**What is being asked:** The reply is to be an exact repetition of the entries that follow, with each picture left out.

**Supplied information:**
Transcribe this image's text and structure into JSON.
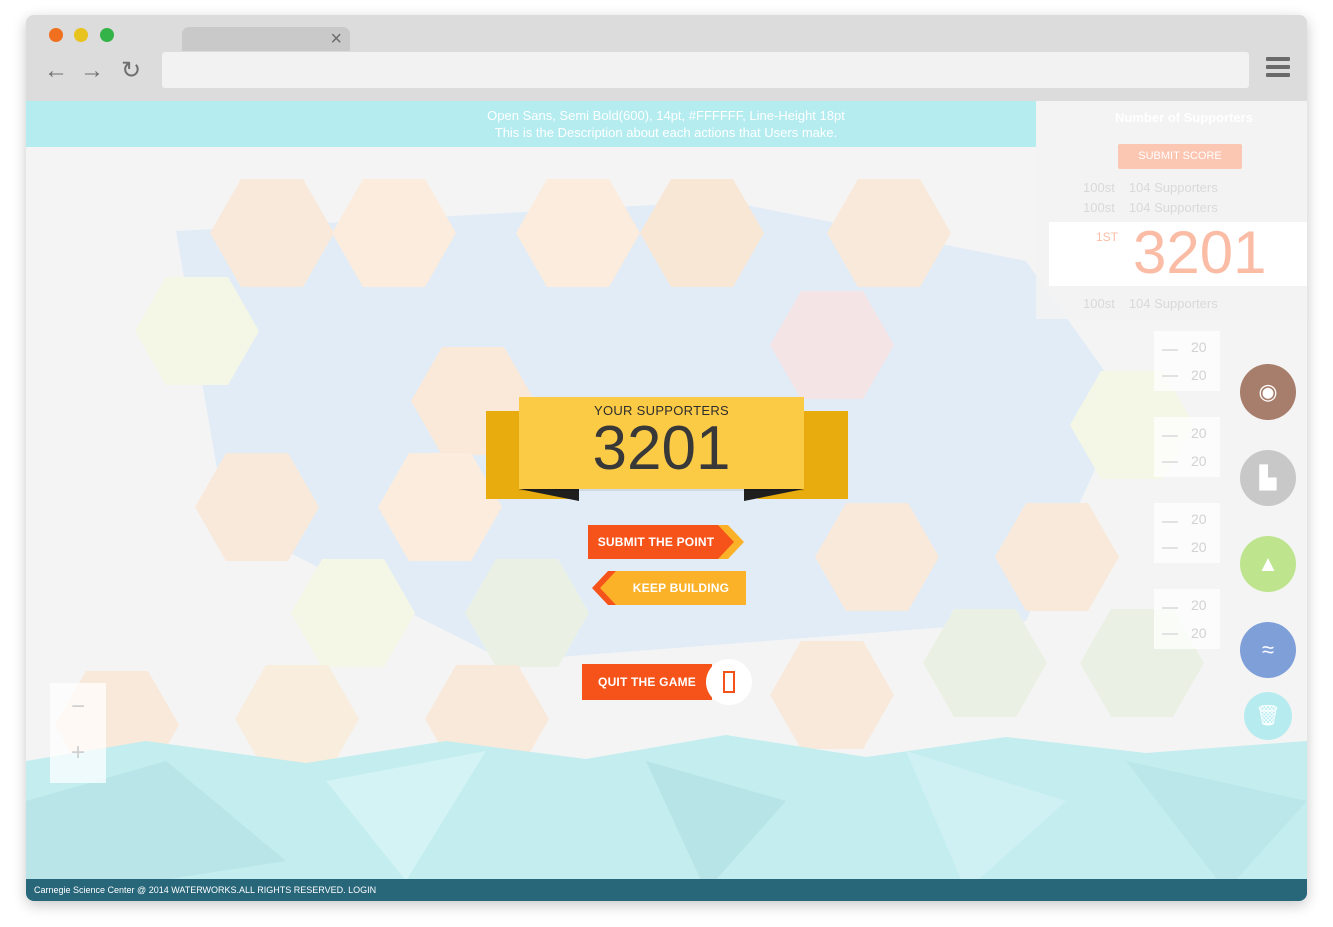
{
  "browser": {
    "traffic_lights": [
      "#f0701f",
      "#e8c21d",
      "#33b348"
    ],
    "back_icon": "back-arrow-icon",
    "forward_icon": "forward-arrow-icon",
    "reload_icon": "reload-icon",
    "tab_close": "×",
    "url": ""
  },
  "description_bar": {
    "line1": "Open Sans, Semi Bold(600), 14pt, #FFFFFF, Line-Height 18pt",
    "line2": "This is the Description about each actions that Users make."
  },
  "leaderboard": {
    "title": "Number of Supporters",
    "submit_label": "SUBMIT SCORE",
    "rows": [
      {
        "rank": "100st",
        "value": "104 Supporters"
      },
      {
        "rank": "100st",
        "value": "104 Supporters"
      }
    ],
    "first": {
      "rank": "1ST",
      "score": "3201"
    },
    "last_row": {
      "rank": "100st",
      "value": "104 Supporters"
    }
  },
  "tools": [
    {
      "a": "20",
      "b": "20",
      "icon": "camera-icon",
      "color": "#a77d6b"
    },
    {
      "a": "20",
      "b": "20",
      "icon": "city-icon",
      "color": "#c8c8c8"
    },
    {
      "a": "20",
      "b": "20",
      "icon": "forest-icon",
      "color": "#bfe48e"
    },
    {
      "a": "20",
      "b": "20",
      "icon": "river-icon",
      "color": "#7f9fd9"
    }
  ],
  "trash_icon": "trash-icon",
  "zoom": {
    "minus": "−",
    "plus": "+"
  },
  "result": {
    "label": "YOUR SUPPORTERS",
    "value": "3201"
  },
  "actions": {
    "submit": "SUBMIT THE POINT",
    "keep": "KEEP BUILDING",
    "quit": "QUIT THE GAME",
    "door_icon": "door-icon"
  },
  "footer": {
    "text": "Carnegie Science Center @ 2014 WATERWORKS.ALL RIGHTS RESERVED. LOGIN"
  },
  "colors": {
    "accent_orange": "#f6531b",
    "accent_yellow": "#fccb46",
    "description_bar": "#b4ecf0",
    "footer": "#28667a"
  }
}
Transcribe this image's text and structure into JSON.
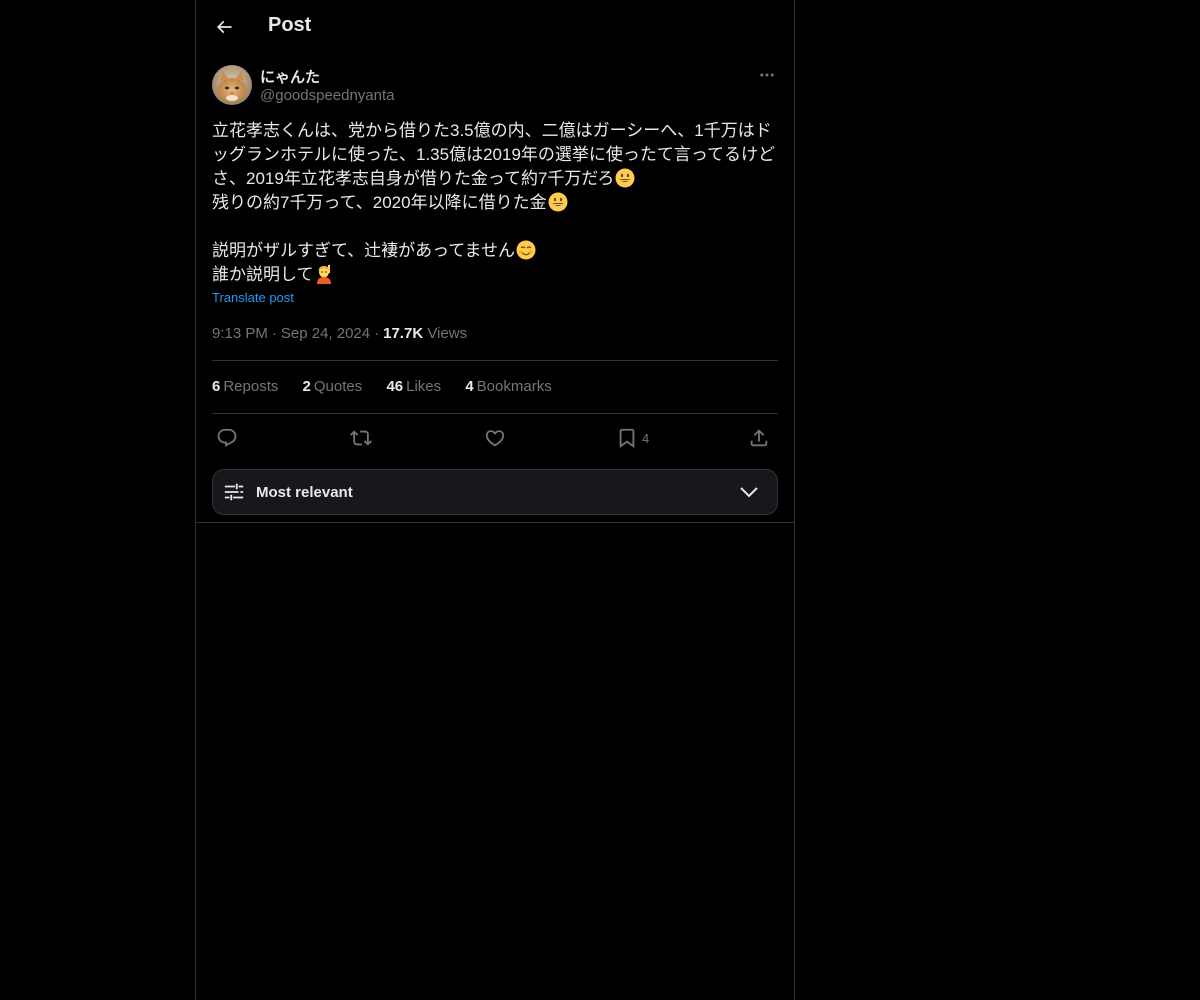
{
  "header": {
    "title": "Post",
    "back_icon": "arrow-left-icon"
  },
  "author": {
    "display_name": "にゃんた",
    "handle": "@goodspeednyanta",
    "more_icon": "more-horizontal-icon"
  },
  "tweet": {
    "lines": [
      "立花孝志くんは、党から借りた3.5億の内、二億はガーシーへ、1千万はド",
      "ッグランホテルに使った、1.35億は2019年の選挙に使ったて言ってるけど",
      "さ、2019年立花孝志自身が借りた金って約7千万だろ",
      "残りの約7千万って、2020年以降に借りた金",
      "",
      "説明がザルすぎて、辻褄があってません",
      "誰か説明して"
    ],
    "translate_label": "Translate post"
  },
  "meta": {
    "time": "9:13 PM",
    "date": "Sep 24, 2024",
    "views_count": "17.7K",
    "views_label": "Views"
  },
  "stats": {
    "reposts_count": "6",
    "reposts_label": "Reposts",
    "quotes_count": "2",
    "quotes_label": "Quotes",
    "likes_count": "46",
    "likes_label": "Likes",
    "bookmarks_count": "4",
    "bookmarks_label": "Bookmarks"
  },
  "actions": {
    "reply_icon": "reply-icon",
    "repost_icon": "repost-icon",
    "like_icon": "heart-icon",
    "bookmark_icon": "bookmark-icon",
    "bookmark_count": "4",
    "share_icon": "share-icon"
  },
  "sort": {
    "label": "Most relevant",
    "icon": "sliders-icon",
    "chevron": "chevron-down-icon"
  },
  "colors": {
    "background": "#000000",
    "text": "#e7e9ea",
    "muted": "#71767b",
    "link": "#1d9bf0",
    "border": "#2f3336"
  }
}
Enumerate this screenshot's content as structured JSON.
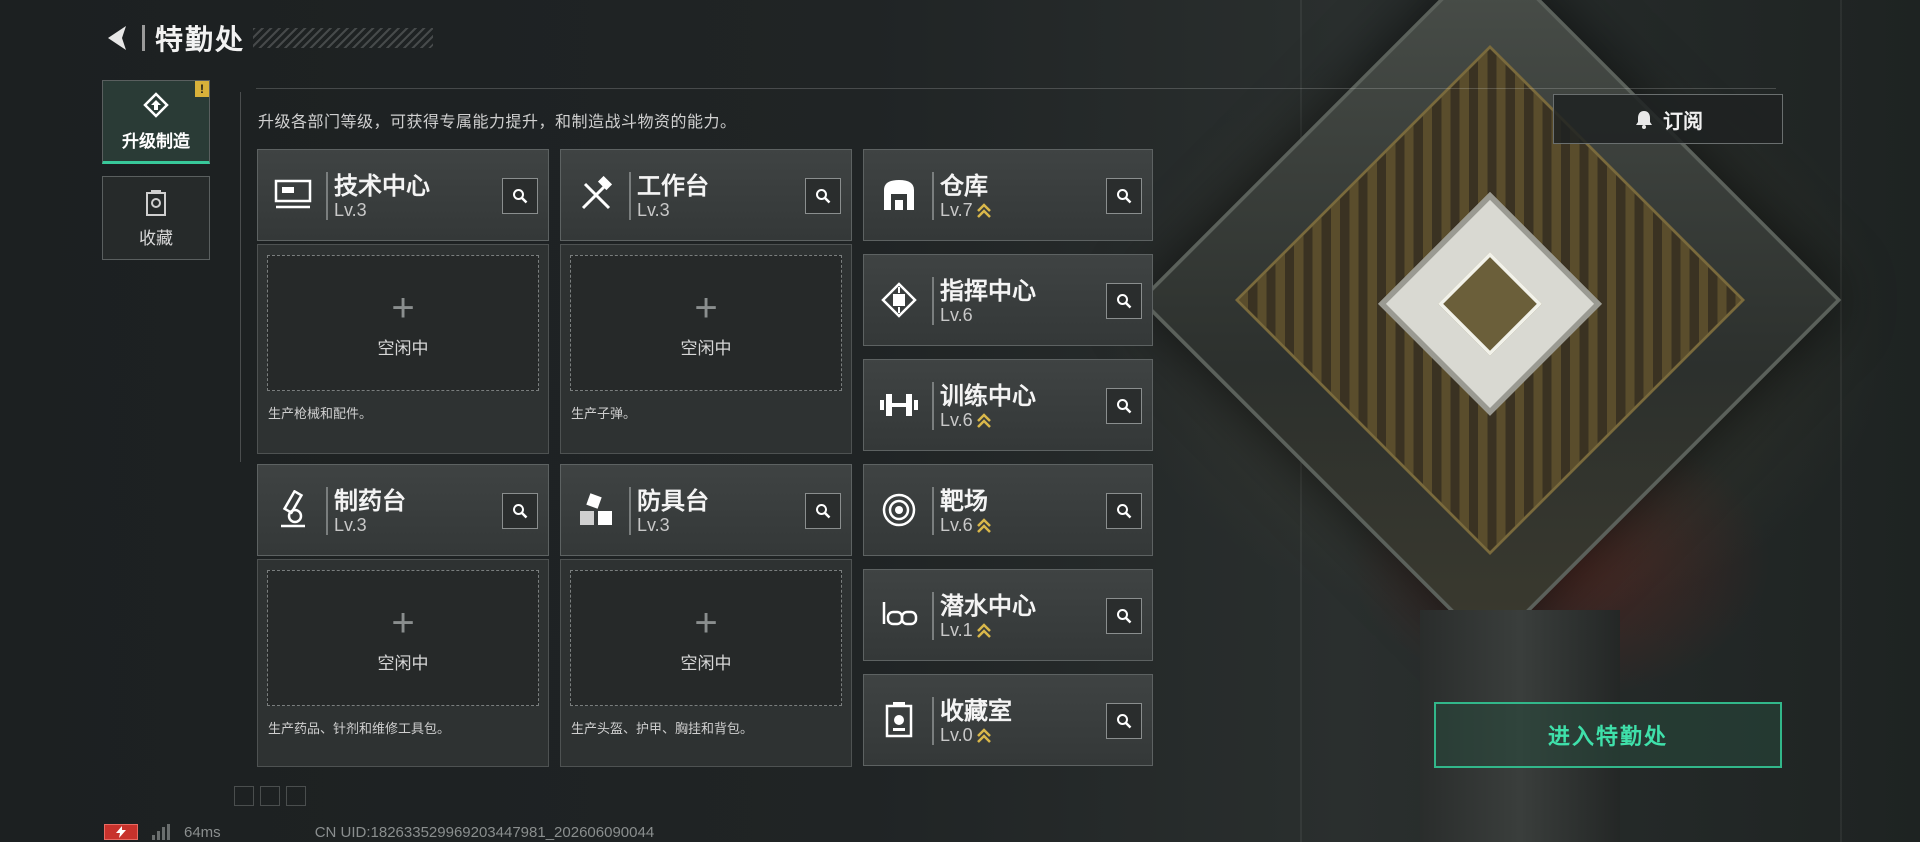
{
  "header": {
    "title": "特勤处"
  },
  "side_tabs": [
    {
      "label": "升级制造",
      "active": true,
      "alert": "!"
    },
    {
      "label": "收藏",
      "active": false
    }
  ],
  "description": "升级各部门等级，可获得专属能力提升，和制造战斗物资的能力。",
  "subscribe_label": "订阅",
  "departments": [
    {
      "name": "技术中心",
      "level": "Lv.3",
      "upgrade": false,
      "icon": "tech-center-icon"
    },
    {
      "name": "工作台",
      "level": "Lv.3",
      "upgrade": false,
      "icon": "workbench-icon"
    },
    {
      "name": "仓库",
      "level": "Lv.7",
      "upgrade": true,
      "icon": "warehouse-icon"
    },
    {
      "name": "指挥中心",
      "level": "Lv.6",
      "upgrade": false,
      "icon": "command-center-icon"
    },
    {
      "name": "训练中心",
      "level": "Lv.6",
      "upgrade": true,
      "icon": "training-center-icon"
    },
    {
      "name": "制药台",
      "level": "Lv.3",
      "upgrade": false,
      "icon": "pharmacy-icon"
    },
    {
      "name": "防具台",
      "level": "Lv.3",
      "upgrade": false,
      "icon": "armor-bench-icon"
    },
    {
      "name": "靶场",
      "level": "Lv.6",
      "upgrade": true,
      "icon": "shooting-range-icon"
    },
    {
      "name": "潜水中心",
      "level": "Lv.1",
      "upgrade": true,
      "icon": "diving-center-icon"
    },
    {
      "name": "收藏室",
      "level": "Lv.0",
      "upgrade": true,
      "icon": "collection-room-icon"
    }
  ],
  "slots": [
    {
      "status": "空闲中",
      "desc": "生产枪械和配件。"
    },
    {
      "status": "空闲中",
      "desc": "生产子弹。"
    },
    {
      "status": "空闲中",
      "desc": "生产药品、针剂和维修工具包。"
    },
    {
      "status": "空闲中",
      "desc": "生产头盔、护甲、胸挂和背包。"
    }
  ],
  "enter_button": "进入特勤处",
  "footer": {
    "ping": "64ms",
    "uid": "CN UID:182633529969203447981_202606090044"
  },
  "colors": {
    "accent": "#3fe0aa",
    "upgrade": "#d9b84a",
    "alert": "#d8b13a",
    "battery": "#c8322c"
  }
}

**Exercise result:**
Transcribe this image's text and structure into JSON.
{
  "browser": {
    "traffic_lights": [
      "#f0701f",
      "#e8c21d",
      "#33b348"
    ],
    "back_icon": "back-arrow-icon",
    "forward_icon": "forward-arrow-icon",
    "reload_icon": "reload-icon",
    "tab_close": "×",
    "url": ""
  },
  "description_bar": {
    "line1": "Open Sans, Semi Bold(600), 14pt, #FFFFFF, Line-Height 18pt",
    "line2": "This is the Description about each actions that Users make."
  },
  "leaderboard": {
    "title": "Number of Supporters",
    "submit_label": "SUBMIT SCORE",
    "rows": [
      {
        "rank": "100st",
        "value": "104 Supporters"
      },
      {
        "rank": "100st",
        "value": "104 Supporters"
      }
    ],
    "first": {
      "rank": "1ST",
      "score": "3201"
    },
    "last_row": {
      "rank": "100st",
      "value": "104 Supporters"
    }
  },
  "tools": [
    {
      "a": "20",
      "b": "20",
      "icon": "camera-icon",
      "color": "#a77d6b"
    },
    {
      "a": "20",
      "b": "20",
      "icon": "city-icon",
      "color": "#c8c8c8"
    },
    {
      "a": "20",
      "b": "20",
      "icon": "forest-icon",
      "color": "#bfe48e"
    },
    {
      "a": "20",
      "b": "20",
      "icon": "river-icon",
      "color": "#7f9fd9"
    }
  ],
  "trash_icon": "trash-icon",
  "zoom": {
    "minus": "−",
    "plus": "+"
  },
  "result": {
    "label": "YOUR SUPPORTERS",
    "value": "3201"
  },
  "actions": {
    "submit": "SUBMIT THE POINT",
    "keep": "KEEP BUILDING",
    "quit": "QUIT THE GAME",
    "door_icon": "door-icon"
  },
  "footer": {
    "text": "Carnegie Science Center @ 2014 WATERWORKS.ALL RIGHTS RESERVED. LOGIN"
  },
  "colors": {
    "accent_orange": "#f6531b",
    "accent_yellow": "#fccb46",
    "description_bar": "#b4ecf0",
    "footer": "#28667a"
  }
}
Transcribe this image's text and structure into JSON.
{
  "header": {
    "title": "Post",
    "back_icon": "arrow-left-icon"
  },
  "author": {
    "display_name": "にゃんた",
    "handle": "@goodspeednyanta",
    "more_icon": "more-horizontal-icon"
  },
  "tweet": {
    "lines": [
      "立花孝志くんは、党から借りた3.5億の内、二億はガーシーへ、1千万はド",
      "ッグランホテルに使った、1.35億は2019年の選挙に使ったて言ってるけど",
      "さ、2019年立花孝志自身が借りた金って約7千万だろ",
      "残りの約7千万って、2020年以降に借りた金",
      "",
      "説明がザルすぎて、辻褄があってません",
      "誰か説明して"
    ],
    "translate_label": "Translate post"
  },
  "meta": {
    "time": "9:13 PM",
    "date": "Sep 24, 2024",
    "views_count": "17.7K",
    "views_label": "Views"
  },
  "stats": {
    "reposts_count": "6",
    "reposts_label": "Reposts",
    "quotes_count": "2",
    "quotes_label": "Quotes",
    "likes_count": "46",
    "likes_label": "Likes",
    "bookmarks_count": "4",
    "bookmarks_label": "Bookmarks"
  },
  "actions": {
    "reply_icon": "reply-icon",
    "repost_icon": "repost-icon",
    "like_icon": "heart-icon",
    "bookmark_icon": "bookmark-icon",
    "bookmark_count": "4",
    "share_icon": "share-icon"
  },
  "sort": {
    "label": "Most relevant",
    "icon": "sliders-icon",
    "chevron": "chevron-down-icon"
  },
  "colors": {
    "background": "#000000",
    "text": "#e7e9ea",
    "muted": "#71767b",
    "link": "#1d9bf0",
    "border": "#2f3336"
  }
}
Enumerate this screenshot's content as structured JSON.
{
  "header": {
    "title": "特勤处"
  },
  "side_tabs": [
    {
      "label": "升级制造",
      "active": true,
      "alert": "!"
    },
    {
      "label": "收藏",
      "active": false
    }
  ],
  "description": "升级各部门等级，可获得专属能力提升，和制造战斗物资的能力。",
  "subscribe_label": "订阅",
  "departments": [
    {
      "name": "技术中心",
      "level": "Lv.3",
      "upgrade": false,
      "icon": "tech-center-icon"
    },
    {
      "name": "工作台",
      "level": "Lv.3",
      "upgrade": false,
      "icon": "workbench-icon"
    },
    {
      "name": "仓库",
      "level": "Lv.7",
      "upgrade": true,
      "icon": "warehouse-icon"
    },
    {
      "name": "指挥中心",
      "level": "Lv.6",
      "upgrade": false,
      "icon": "command-center-icon"
    },
    {
      "name": "训练中心",
      "level": "Lv.6",
      "upgrade": true,
      "icon": "training-center-icon"
    },
    {
      "name": "制药台",
      "level": "Lv.3",
      "upgrade": false,
      "icon": "pharmacy-icon"
    },
    {
      "name": "防具台",
      "level": "Lv.3",
      "upgrade": false,
      "icon": "armor-bench-icon"
    },
    {
      "name": "靶场",
      "level": "Lv.6",
      "upgrade": true,
      "icon": "shooting-range-icon"
    },
    {
      "name": "潜水中心",
      "level": "Lv.1",
      "upgrade": true,
      "icon": "diving-center-icon"
    },
    {
      "name": "收藏室",
      "level": "Lv.0",
      "upgrade": true,
      "icon": "collection-room-icon"
    }
  ],
  "slots": [
    {
      "status": "空闲中",
      "desc": "生产枪械和配件。"
    },
    {
      "status": "空闲中",
      "desc": "生产子弹。"
    },
    {
      "status": "空闲中",
      "desc": "生产药品、针剂和维修工具包。"
    },
    {
      "status": "空闲中",
      "desc": "生产头盔、护甲、胸挂和背包。"
    }
  ],
  "enter_button": "进入特勤处",
  "footer": {
    "ping": "64ms",
    "uid": "CN UID:182633529969203447981_202606090044"
  },
  "colors": {
    "accent": "#3fe0aa",
    "upgrade": "#d9b84a",
    "alert": "#d8b13a",
    "battery": "#c8322c"
  }
}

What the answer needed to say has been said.